The election commission that oversaw Kenya’s flawed 2013 polls and was tarnished by a corruption scandal will receive a $2 million pay-off in return for agreeing to leave office early, local media reported Thursday. The nine commissioners will share the pot of cash, according to local newspaper reports. Statements issued by both the Independent Electoral and Boundaries Commission (IEBC) and the government said they had “agreed on the terms for a dignified vacation from office for current IEBC commissioners”. The government said it had sought to “strike a balance between public interest, legal and constitutional demands, the contract of appointment to office of each Commissioner and the guidelines of the Salaries and Remuneration Commission,” but did not state publicly what the exit package was worth.
IEBC chairman Isaack Hassan insisted that he and his team were “not a stumbling block in the preparation of the next general election,” but nonetheless agreed to step down.
Violent opposition-led protests in May and June against the election commission — seen as biased in favour of President Uhuru Kenyatta — forced the government to the negotiating table.

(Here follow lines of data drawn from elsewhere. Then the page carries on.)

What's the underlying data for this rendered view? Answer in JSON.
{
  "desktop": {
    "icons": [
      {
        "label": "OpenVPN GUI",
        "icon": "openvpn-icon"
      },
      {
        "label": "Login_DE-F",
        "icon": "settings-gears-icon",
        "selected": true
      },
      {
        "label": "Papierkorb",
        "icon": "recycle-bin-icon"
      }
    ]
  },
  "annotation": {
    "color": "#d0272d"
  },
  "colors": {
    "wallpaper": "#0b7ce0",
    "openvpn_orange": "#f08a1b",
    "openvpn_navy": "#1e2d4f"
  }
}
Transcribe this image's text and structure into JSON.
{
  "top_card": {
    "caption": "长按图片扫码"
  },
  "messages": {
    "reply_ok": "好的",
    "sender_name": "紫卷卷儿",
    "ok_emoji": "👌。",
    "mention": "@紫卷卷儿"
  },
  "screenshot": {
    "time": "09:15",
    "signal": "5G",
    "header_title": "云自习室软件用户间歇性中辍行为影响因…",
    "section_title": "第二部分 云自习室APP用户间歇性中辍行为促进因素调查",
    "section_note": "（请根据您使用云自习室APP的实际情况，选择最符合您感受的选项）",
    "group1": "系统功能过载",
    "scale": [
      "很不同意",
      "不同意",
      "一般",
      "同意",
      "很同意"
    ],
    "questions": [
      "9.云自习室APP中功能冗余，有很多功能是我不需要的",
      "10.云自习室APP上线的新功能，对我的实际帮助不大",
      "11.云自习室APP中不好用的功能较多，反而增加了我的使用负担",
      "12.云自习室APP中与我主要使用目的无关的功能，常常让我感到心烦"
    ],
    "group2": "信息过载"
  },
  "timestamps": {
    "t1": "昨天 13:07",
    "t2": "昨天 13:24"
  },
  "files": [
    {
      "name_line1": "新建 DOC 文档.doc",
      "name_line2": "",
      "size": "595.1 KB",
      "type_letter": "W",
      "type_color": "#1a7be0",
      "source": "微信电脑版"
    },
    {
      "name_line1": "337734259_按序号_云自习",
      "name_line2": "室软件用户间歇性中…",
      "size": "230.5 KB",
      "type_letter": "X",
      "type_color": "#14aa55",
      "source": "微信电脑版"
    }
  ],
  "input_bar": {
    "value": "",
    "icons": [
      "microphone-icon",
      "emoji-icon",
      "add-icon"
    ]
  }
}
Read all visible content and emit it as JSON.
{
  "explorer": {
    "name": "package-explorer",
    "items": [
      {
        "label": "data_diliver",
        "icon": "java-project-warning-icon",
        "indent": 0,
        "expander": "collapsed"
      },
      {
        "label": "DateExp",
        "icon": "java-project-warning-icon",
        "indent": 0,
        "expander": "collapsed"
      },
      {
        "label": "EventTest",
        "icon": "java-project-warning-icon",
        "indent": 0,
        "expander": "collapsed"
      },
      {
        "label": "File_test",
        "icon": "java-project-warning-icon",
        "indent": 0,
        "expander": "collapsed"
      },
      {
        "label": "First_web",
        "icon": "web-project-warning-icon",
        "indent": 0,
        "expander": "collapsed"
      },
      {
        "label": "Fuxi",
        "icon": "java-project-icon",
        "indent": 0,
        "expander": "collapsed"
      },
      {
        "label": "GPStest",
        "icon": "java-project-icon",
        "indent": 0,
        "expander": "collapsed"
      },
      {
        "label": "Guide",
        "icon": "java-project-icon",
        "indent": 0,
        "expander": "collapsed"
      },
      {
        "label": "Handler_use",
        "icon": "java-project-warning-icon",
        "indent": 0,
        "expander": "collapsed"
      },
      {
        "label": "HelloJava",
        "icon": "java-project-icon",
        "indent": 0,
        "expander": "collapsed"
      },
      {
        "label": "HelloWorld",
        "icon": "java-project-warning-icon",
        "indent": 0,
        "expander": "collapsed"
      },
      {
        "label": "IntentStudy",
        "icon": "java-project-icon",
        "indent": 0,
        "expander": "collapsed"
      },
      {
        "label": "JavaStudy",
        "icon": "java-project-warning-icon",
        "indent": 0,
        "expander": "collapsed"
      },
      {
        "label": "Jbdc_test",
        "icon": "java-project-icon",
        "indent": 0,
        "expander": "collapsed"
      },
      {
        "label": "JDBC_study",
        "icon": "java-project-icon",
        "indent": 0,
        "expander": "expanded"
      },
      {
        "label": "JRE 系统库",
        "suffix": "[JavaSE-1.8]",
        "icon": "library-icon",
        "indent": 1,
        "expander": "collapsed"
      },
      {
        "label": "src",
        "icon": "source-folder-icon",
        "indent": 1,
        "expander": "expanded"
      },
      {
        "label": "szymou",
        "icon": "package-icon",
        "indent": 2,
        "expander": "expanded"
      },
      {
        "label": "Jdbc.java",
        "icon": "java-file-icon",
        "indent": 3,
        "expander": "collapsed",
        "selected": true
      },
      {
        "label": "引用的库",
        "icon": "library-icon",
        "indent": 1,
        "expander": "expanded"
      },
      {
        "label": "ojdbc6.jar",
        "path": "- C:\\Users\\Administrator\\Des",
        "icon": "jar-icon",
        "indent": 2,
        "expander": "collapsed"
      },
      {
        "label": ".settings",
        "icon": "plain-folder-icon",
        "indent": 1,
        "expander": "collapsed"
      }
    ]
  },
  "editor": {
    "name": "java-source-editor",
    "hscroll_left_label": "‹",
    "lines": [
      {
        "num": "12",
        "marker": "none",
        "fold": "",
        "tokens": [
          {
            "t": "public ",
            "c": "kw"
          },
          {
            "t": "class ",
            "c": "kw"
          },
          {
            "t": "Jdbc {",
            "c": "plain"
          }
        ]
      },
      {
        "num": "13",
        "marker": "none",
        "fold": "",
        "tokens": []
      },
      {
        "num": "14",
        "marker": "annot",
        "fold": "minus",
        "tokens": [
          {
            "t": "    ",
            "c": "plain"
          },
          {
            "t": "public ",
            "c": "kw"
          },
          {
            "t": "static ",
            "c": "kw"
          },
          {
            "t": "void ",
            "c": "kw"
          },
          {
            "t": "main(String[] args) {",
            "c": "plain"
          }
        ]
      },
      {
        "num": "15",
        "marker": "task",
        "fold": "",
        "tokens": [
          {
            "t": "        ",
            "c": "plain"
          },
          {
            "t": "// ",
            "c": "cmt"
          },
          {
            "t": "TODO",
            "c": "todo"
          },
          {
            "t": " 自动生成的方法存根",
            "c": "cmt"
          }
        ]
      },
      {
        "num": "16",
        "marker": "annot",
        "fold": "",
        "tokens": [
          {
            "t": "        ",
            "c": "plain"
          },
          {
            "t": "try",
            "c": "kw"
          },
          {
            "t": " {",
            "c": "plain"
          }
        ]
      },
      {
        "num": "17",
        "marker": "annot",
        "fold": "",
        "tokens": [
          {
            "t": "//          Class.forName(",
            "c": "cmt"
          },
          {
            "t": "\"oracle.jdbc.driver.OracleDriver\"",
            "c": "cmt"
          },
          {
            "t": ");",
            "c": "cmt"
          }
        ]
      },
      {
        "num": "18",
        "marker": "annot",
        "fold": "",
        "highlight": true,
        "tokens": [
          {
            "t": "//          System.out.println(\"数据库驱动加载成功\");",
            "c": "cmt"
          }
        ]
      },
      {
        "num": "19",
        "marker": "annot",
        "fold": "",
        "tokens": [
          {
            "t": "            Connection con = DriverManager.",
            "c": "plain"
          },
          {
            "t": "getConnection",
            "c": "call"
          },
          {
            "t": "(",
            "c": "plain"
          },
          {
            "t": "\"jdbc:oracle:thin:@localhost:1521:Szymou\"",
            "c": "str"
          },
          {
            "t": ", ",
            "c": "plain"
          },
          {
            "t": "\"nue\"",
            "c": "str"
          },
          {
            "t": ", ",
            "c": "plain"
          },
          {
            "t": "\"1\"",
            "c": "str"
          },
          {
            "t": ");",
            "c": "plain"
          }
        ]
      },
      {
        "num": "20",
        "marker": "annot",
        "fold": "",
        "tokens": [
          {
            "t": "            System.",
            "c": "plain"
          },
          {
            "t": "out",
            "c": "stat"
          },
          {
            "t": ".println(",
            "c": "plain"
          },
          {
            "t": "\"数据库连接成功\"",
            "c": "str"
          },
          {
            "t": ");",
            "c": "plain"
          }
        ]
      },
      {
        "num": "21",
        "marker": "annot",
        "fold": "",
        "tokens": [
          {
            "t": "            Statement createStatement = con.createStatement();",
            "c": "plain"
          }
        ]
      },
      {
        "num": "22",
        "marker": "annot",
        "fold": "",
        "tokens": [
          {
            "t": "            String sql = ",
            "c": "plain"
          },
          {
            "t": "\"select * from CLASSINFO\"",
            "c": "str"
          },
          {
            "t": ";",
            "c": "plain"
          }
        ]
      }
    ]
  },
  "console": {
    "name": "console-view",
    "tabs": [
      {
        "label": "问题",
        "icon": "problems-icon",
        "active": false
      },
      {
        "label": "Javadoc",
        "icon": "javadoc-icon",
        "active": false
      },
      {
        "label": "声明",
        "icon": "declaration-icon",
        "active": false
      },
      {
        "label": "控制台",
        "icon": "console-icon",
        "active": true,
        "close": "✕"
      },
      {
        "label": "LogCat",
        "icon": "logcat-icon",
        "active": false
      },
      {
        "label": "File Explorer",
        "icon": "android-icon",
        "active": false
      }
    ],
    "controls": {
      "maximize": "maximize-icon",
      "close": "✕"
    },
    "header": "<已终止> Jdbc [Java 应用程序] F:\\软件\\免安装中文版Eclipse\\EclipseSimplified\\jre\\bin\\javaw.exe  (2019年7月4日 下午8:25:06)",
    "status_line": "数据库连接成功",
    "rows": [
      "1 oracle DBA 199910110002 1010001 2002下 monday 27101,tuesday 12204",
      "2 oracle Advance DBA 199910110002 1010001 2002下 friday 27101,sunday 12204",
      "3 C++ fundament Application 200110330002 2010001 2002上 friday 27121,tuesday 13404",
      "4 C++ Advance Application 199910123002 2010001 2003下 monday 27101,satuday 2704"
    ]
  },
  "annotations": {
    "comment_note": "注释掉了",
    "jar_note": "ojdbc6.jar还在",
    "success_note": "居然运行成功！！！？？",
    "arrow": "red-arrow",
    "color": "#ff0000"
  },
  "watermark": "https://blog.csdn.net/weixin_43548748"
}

The IEBC has been mired in controversy since its establishment in 2010, when it replaced a discredited body that had presided over the disputed election of 2007 which triggered politically-motivated ethnic violence that killed over 1,100 people.
Full Article: Kenya’s controversial election commission quits.